A British MP is seeking assurances from the Government in Westminster that the people of Northern Ireland will have no say in the implementation of a new extreme abortion law in Northern Ireland.
Labour MP Stella Creasy, in a debate on Monday evening about the new extreme abortion law set to be imposed on Northern Ireland, sought a guarantee from the Government that in implementing this abortion legislation, the people of Northern Ireland would not be consulted at all.
She asked the Secretary of State for Northern Ireland:
“Can [you] confirm whether there is going to be public involvement in that consultation? It is really important for this House to be clear that, just as we would not ask non-medical professionals to consult on how to conduct a vasectomy, we should not do so when it comes to an abortion.”
In July, Stella Creasy put forward the original amendment which sought to introduce abortion into Northern Ireland. The extreme abortion amendment was made known on 4th of July, and it was selected by the Speaker only 37 minutes before the debate began on the 9th of July.
It was subsequently voted through later that afternoon, without the support of a single MP from Northern Ireland who sits in Parliament. As it now stands, the law will permit abortion up until 28 weeks gestation for any reason, including on the grounds of the sex of the child.
Bills can often take months to go through multiple stages in both Houses of Parliament and often have an element of public consultation. The Northern Ireland Bill however, was rushed through most of the parliamentary stages in less than a week.
Abortion remains a devolved issue in Northern Ireland and the Northern Ireland Assembly has consistently rejected abortion. Polling in the region has shown that the majority of women in Northern Ireland (66% in general and 70% of 18-34 year olds) do not want abortion law imposed on Northern Ireland from Westminster.

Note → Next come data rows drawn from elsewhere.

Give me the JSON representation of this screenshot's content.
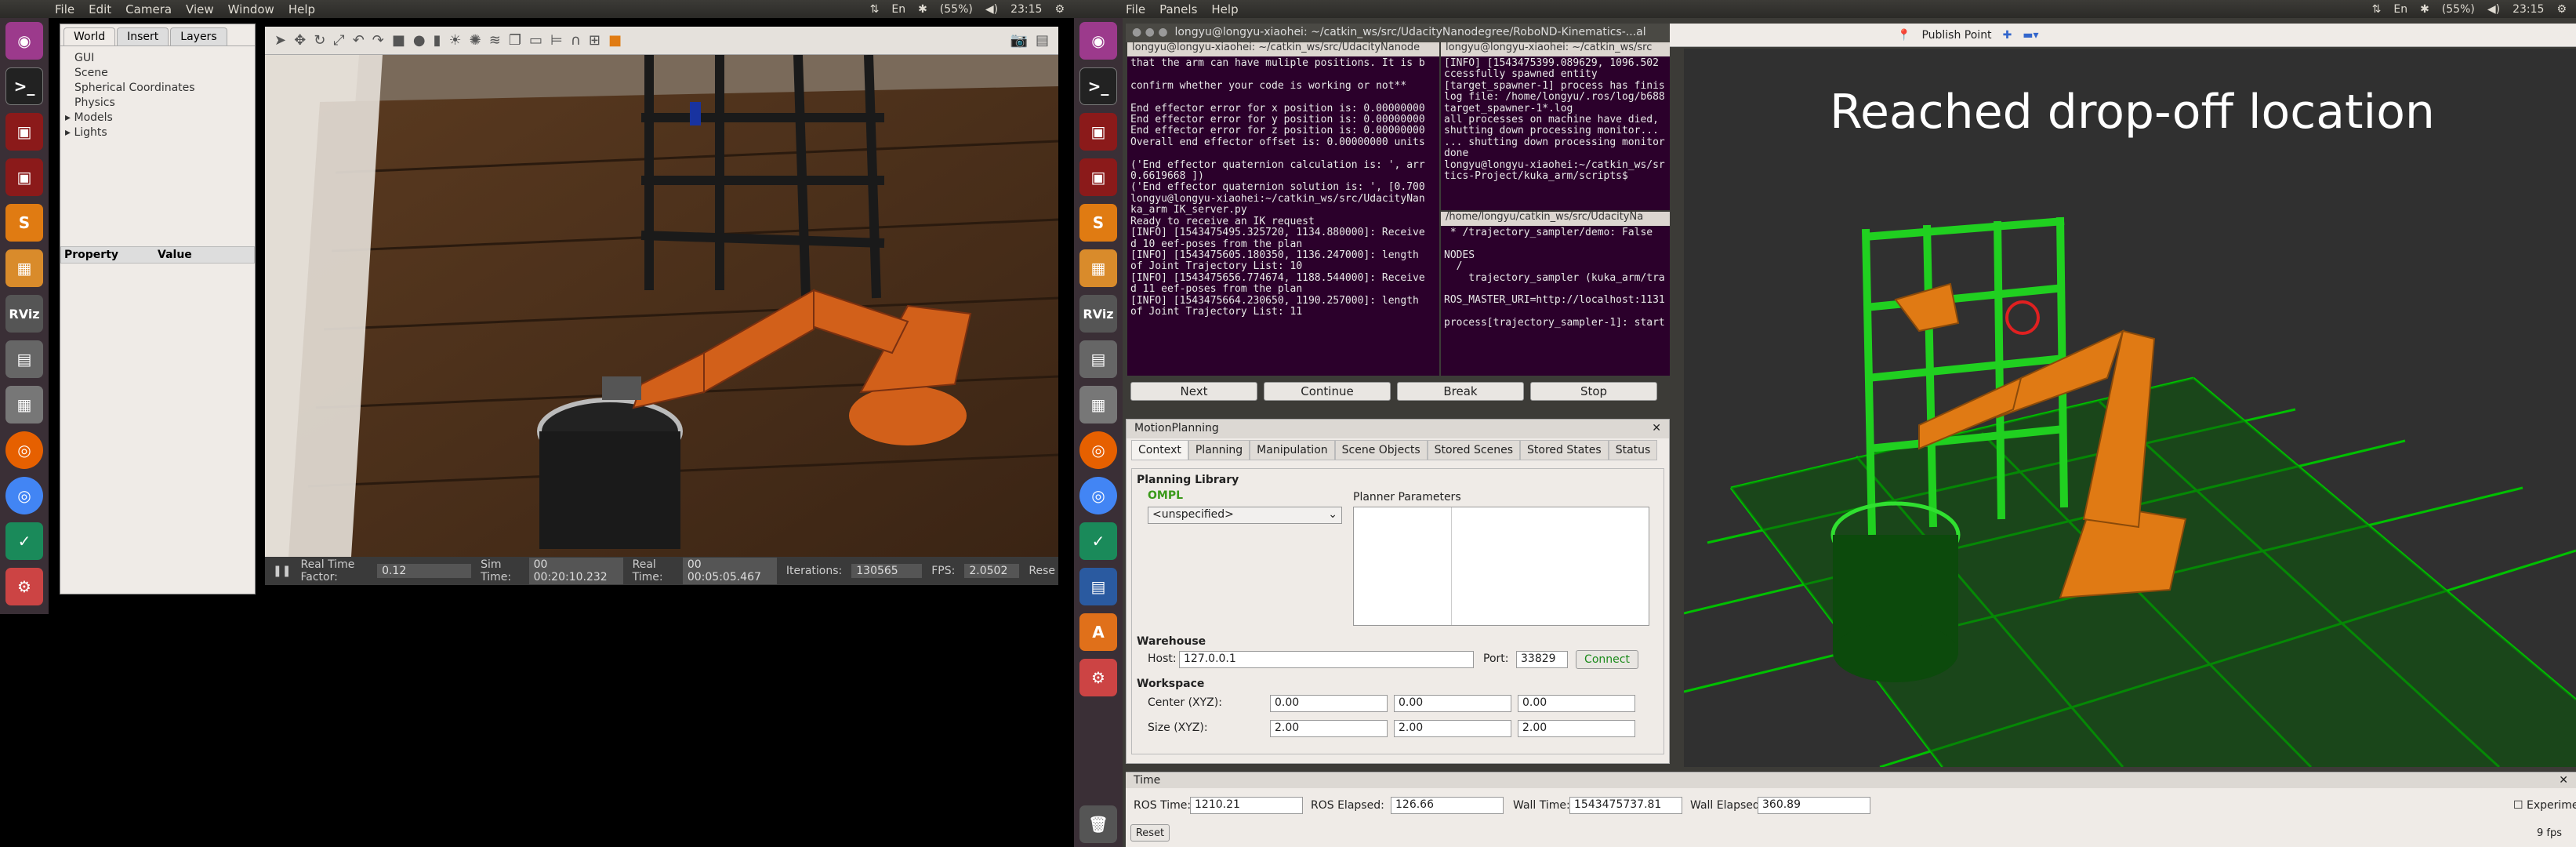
{
  "screen1": {
    "menu": [
      "File",
      "Edit",
      "Camera",
      "View",
      "Window",
      "Help"
    ],
    "tray": {
      "battery": "(55%)",
      "volume": "◀)",
      "clock": "23:15",
      "kbd": "En"
    },
    "tabs": [
      "World",
      "Insert",
      "Layers"
    ],
    "world_tree": [
      "GUI",
      "Scene",
      "Spherical Coordinates",
      "Physics",
      "Models",
      "Lights"
    ],
    "prop_headers": [
      "Property",
      "Value"
    ],
    "status": {
      "rtf_label": "Real Time Factor:",
      "rtf": "0.12",
      "sim_label": "Sim Time:",
      "sim": "00 00:20:10.232",
      "real_label": "Real Time:",
      "real": "00 00:05:05.467",
      "iter_label": "Iterations:",
      "iter": "130565",
      "fps_label": "FPS:",
      "fps": "2.0502",
      "reset": "Rese"
    }
  },
  "screen2": {
    "menu": [
      "File",
      "Panels",
      "Help"
    ],
    "tray": {
      "battery": "(55%)",
      "clock": "23:15",
      "kbd": "En"
    },
    "terminal_main_title": "longyu@longyu-xiaohei: ~/catkin_ws/src/UdacityNanodegree/RoboND-Kinematics-...al",
    "term1_title": "longyu@longyu-xiaohei: ~/catkin_ws/src/UdacityNanode",
    "term1_lines": [
      "that the arm can have muliple positions. It is b",
      "",
      "confirm whether your code is working or not**",
      "",
      "End effector error for x position is: 0.00000000",
      "End effector error for y position is: 0.00000000",
      "End effector error for z position is: 0.00000000",
      "Overall end effector offset is: 0.00000000 units",
      "",
      "('End effector quaternion calculation is: ', arr",
      "0.6619668 ])",
      "('End effector quaternion solution is: ', [0.700",
      "longyu@longyu-xiaohei:~/catkin_ws/src/UdacityNan",
      "ka_arm IK_server.py",
      "Ready to receive an IK request",
      "[INFO] [1543475495.325720, 1134.880000]: Receive",
      "d 10 eef-poses from the plan",
      "[INFO] [1543475605.180350, 1136.247000]: length",
      "of Joint Trajectory List: 10",
      "[INFO] [1543475656.774674, 1188.544000]: Receive",
      "d 11 eef-poses from the plan",
      "[INFO] [1543475664.230650, 1190.257000]: length",
      "of Joint Trajectory List: 11",
      ""
    ],
    "term2_title": "longyu@longyu-xiaohei: ~/catkin_ws/src",
    "term2_lines": [
      "[INFO] [1543475399.089629, 1096.502",
      "ccessfully spawned entity",
      "[target_spawner-1] process has finis",
      "log file: /home/longyu/.ros/log/b688",
      "target_spawner-1*.log",
      "all processes on machine have died,",
      "shutting down processing monitor...",
      "... shutting down processing monitor",
      "done",
      "longyu@longyu-xiaohei:~/catkin_ws/sr",
      "tics-Project/kuka_arm/scripts$ "
    ],
    "term3_title": "/home/longyu/catkin_ws/src/UdacityNa",
    "term3_lines": [
      " * /trajectory_sampler/demo: False",
      "",
      "NODES",
      "  /",
      "    trajectory_sampler (kuka_arm/tra",
      "",
      "ROS_MASTER_URI=http://localhost:1131",
      "",
      "process[trajectory_sampler-1]: start"
    ],
    "rviz_toolbar": [
      "Publish Point"
    ],
    "buttons": [
      "Next",
      "Continue",
      "Break",
      "Stop"
    ],
    "mp_title": "MotionPlanning",
    "mp_tabs": [
      "Context",
      "Planning",
      "Manipulation",
      "Scene Objects",
      "Stored Scenes",
      "Stored States",
      "Status"
    ],
    "planning_library": "Planning Library",
    "ompl": "OMPL",
    "planner": "<unspecified>",
    "planner_params": "Planner Parameters",
    "warehouse": "Warehouse",
    "host_label": "Host:",
    "host": "127.0.0.1",
    "port_label": "Port:",
    "port": "33829",
    "connect": "Connect",
    "workspace": "Workspace",
    "center_label": "Center (XYZ):",
    "center": [
      "0.00",
      "0.00",
      "0.00"
    ],
    "size_label": "Size (XYZ):",
    "size": [
      "2.00",
      "2.00",
      "2.00"
    ],
    "banner": "Reached  drop-off  location",
    "time_title": "Time",
    "ros_time_label": "ROS Time:",
    "ros_time": "1210.21",
    "ros_elapsed_label": "ROS Elapsed:",
    "ros_elapsed": "126.66",
    "wall_time_label": "Wall Time:",
    "wall_time": "1543475737.81",
    "wall_elapsed_label": "Wall Elapsed:",
    "wall_elapsed": "360.89",
    "experimental": "Experimental",
    "reset": "Reset",
    "fps": "9 fps"
  },
  "colors": {
    "launcher": "#3a2f36",
    "terminal_bg": "#2b002b",
    "rviz_bg": "#303030",
    "grid": "#00c000"
  }
}
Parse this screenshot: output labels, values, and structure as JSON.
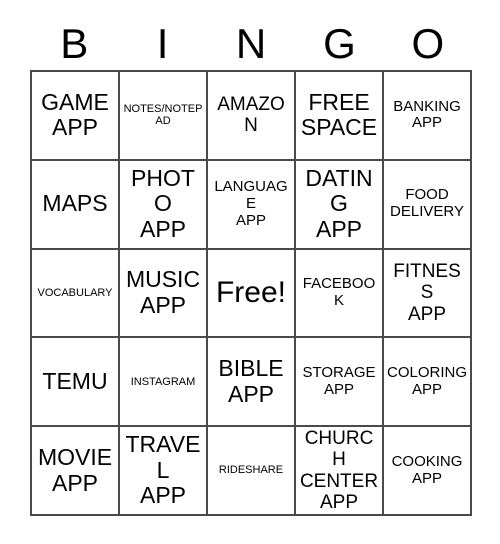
{
  "header": {
    "letters": [
      "B",
      "I",
      "N",
      "G",
      "O"
    ]
  },
  "grid": {
    "rows": 5,
    "columns": 5,
    "border_color": "#4a4a4a",
    "background_color": "#ffffff",
    "text_color": "#000000",
    "cells": [
      {
        "text": "GAME\nAPP",
        "size": "fs-lg",
        "column": "B",
        "row": 1
      },
      {
        "text": "NOTES/NOTEPAD",
        "size": "fs-xs",
        "column": "I",
        "row": 1
      },
      {
        "text": "AMAZON",
        "size": "fs-md",
        "column": "N",
        "row": 1
      },
      {
        "text": "FREE\nSPACE",
        "size": "fs-lg",
        "column": "G",
        "row": 1
      },
      {
        "text": "BANKING\nAPP",
        "size": "fs-sm",
        "column": "O",
        "row": 1
      },
      {
        "text": "MAPS",
        "size": "fs-lg",
        "column": "B",
        "row": 2
      },
      {
        "text": "PHOTO\nAPP",
        "size": "fs-lg",
        "column": "I",
        "row": 2
      },
      {
        "text": "LANGUAGE\nAPP",
        "size": "fs-sm",
        "column": "N",
        "row": 2
      },
      {
        "text": "DATING\nAPP",
        "size": "fs-lg",
        "column": "G",
        "row": 2
      },
      {
        "text": "FOOD\nDELIVERY",
        "size": "fs-sm",
        "column": "O",
        "row": 2
      },
      {
        "text": "VOCABULARY",
        "size": "fs-xs",
        "column": "B",
        "row": 3
      },
      {
        "text": "MUSIC\nAPP",
        "size": "fs-lg",
        "column": "I",
        "row": 3
      },
      {
        "text": "Free!",
        "size": "fs-xl",
        "column": "N",
        "row": 3,
        "is_free_space": true
      },
      {
        "text": "FACEBOOK",
        "size": "fs-sm",
        "column": "G",
        "row": 3
      },
      {
        "text": "FITNESS\nAPP",
        "size": "fs-md",
        "column": "O",
        "row": 3
      },
      {
        "text": "TEMU",
        "size": "fs-lg",
        "column": "B",
        "row": 4
      },
      {
        "text": "INSTAGRAM",
        "size": "fs-xs",
        "column": "I",
        "row": 4
      },
      {
        "text": "BIBLE\nAPP",
        "size": "fs-lg",
        "column": "N",
        "row": 4
      },
      {
        "text": "STORAGE\nAPP",
        "size": "fs-sm",
        "column": "G",
        "row": 4
      },
      {
        "text": "COLORING\nAPP",
        "size": "fs-sm",
        "column": "O",
        "row": 4
      },
      {
        "text": "MOVIE\nAPP",
        "size": "fs-lg",
        "column": "B",
        "row": 5
      },
      {
        "text": "TRAVEL\nAPP",
        "size": "fs-lg",
        "column": "I",
        "row": 5
      },
      {
        "text": "RIDESHARE",
        "size": "fs-xs",
        "column": "N",
        "row": 5
      },
      {
        "text": "CHURCH\nCENTER\nAPP",
        "size": "fs-md",
        "column": "G",
        "row": 5
      },
      {
        "text": "COOKING\nAPP",
        "size": "fs-sm",
        "column": "O",
        "row": 5
      }
    ]
  }
}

Furthermore, last weekend, tens of thousands of people attended demonstrations in Belfast against the Government’s extreme abortion legislation.
It is estimated that there are 100,000 people alive today who would otherwise not be, had the Abortion Act 1967 in the rest of Britain, been extended to that region.
Spokesperson for Right To Life UK, Catherine Robinson, said:
“The polling and public demonstrations over the last few days show how little public support there is for this new abortion law. It should come as no surprise that the radically pro-abortion Stella Creasy is extremely keen to ensure that the public are not consulted on this matter. If they were, they would probably reject it.”
“Unfortunately for Ms Creasy however, this is not how democracy works, and it is deeply undemocratic to remove the public from the conversation in this manner. You cannot intentionally keep the people of Northern Ireland out of the discussion simply because you do not like the answer they might give.”